The famous Austen author is very funny. Her characters are vivid. The poise of her sentences is perfect. Her plots are pretty good—at least, they keep you reading. However, to write brilliant novels was not Jane Austen’s foremost goal: What was most important to her was to provide moral instruction.
In their essence, Austen’s books are moral works. “Northanger Abbey” is really about Catherine Morland’s moral education: She learns that the world does not operate on the principles of a gothic novel. As the title indicates, “Sense and Sensibility” is a moral tale: It is the story of Elinor’s self-command and Marianne’s self-indulgence. The central event of both “Pride and Prejudice” and “Emma” is each heroine’s discovery of her own moral weakness. “Mansﬁeld Park” treats any number of moral issues, from the propriety of engaging in amateur theatricals to the consequences of leaving one’s husband for another man. The premise of “Persuasion” is that Anne Elliot once sacriﬁced her happiness by doing her duty and obeying the admonishment of her moral guide, Lady Russell. Moral concerns are not only reﬂected in the large themes of the books, however: They are pervasive. Even the smallest act or the briefest dialogue or the mere description of a character’s manner of dress is freighted with moral content.

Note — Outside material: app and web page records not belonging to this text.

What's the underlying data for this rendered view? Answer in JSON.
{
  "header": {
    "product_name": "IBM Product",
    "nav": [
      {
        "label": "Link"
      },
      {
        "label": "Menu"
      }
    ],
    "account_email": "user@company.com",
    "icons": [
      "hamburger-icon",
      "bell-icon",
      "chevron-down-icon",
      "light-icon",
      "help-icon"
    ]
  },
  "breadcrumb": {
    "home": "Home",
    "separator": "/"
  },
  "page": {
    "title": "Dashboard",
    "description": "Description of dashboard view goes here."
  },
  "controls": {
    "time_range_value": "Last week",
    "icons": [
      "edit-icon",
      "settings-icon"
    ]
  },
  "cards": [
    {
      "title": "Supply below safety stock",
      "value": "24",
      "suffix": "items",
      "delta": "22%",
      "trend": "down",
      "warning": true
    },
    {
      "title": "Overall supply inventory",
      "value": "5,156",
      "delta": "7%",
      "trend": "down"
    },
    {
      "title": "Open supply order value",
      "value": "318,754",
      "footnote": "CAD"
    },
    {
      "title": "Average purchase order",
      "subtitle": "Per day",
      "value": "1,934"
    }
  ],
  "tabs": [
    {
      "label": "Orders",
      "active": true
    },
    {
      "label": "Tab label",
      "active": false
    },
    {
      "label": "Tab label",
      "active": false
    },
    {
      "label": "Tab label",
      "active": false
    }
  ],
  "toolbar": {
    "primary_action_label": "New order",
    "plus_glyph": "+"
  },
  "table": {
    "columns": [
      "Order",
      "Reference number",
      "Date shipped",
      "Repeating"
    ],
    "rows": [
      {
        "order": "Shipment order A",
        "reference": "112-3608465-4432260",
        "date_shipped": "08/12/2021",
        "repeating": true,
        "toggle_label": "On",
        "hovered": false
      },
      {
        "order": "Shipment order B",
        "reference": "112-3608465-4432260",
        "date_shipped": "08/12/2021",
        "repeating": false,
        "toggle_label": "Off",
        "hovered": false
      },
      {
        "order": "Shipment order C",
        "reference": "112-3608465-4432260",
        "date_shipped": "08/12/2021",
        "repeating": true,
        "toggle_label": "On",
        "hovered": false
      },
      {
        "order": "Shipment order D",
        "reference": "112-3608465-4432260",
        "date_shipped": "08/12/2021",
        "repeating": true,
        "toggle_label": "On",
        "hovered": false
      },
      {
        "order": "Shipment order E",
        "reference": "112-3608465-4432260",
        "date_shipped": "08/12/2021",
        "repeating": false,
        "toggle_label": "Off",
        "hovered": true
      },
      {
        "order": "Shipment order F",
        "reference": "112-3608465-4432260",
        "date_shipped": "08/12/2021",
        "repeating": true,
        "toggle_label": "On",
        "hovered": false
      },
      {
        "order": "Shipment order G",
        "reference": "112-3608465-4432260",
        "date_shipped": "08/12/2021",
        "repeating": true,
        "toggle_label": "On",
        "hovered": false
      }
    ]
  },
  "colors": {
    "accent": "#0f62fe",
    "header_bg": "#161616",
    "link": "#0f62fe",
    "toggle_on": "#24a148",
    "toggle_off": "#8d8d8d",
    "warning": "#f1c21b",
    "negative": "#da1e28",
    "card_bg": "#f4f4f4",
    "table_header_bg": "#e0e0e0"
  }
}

So says James Collins, writer and editor of “A Truth Universally Acknowledged,” an anthology of essays about why we read Jane Austen.
Today’s readers, he says, tend to appreciate Austen despite her didacticism rather than because of it. She can be positively priggish, and that is an embarrassment. The contemporary reader who loves Jane Austen sort of blips over the moralizing sections and tells himself that they don’t really count. It is possible to ignore this aspect of her work, just as it is possible to discuss a religious painting with hardly any reference to the artist’s religious intent. But Collins reckons this seems absurd: “Ignoring a writer’s central concern is a strange way to attempt to appreciate and understand her.”
Read the full article online at the Wall Street Journal …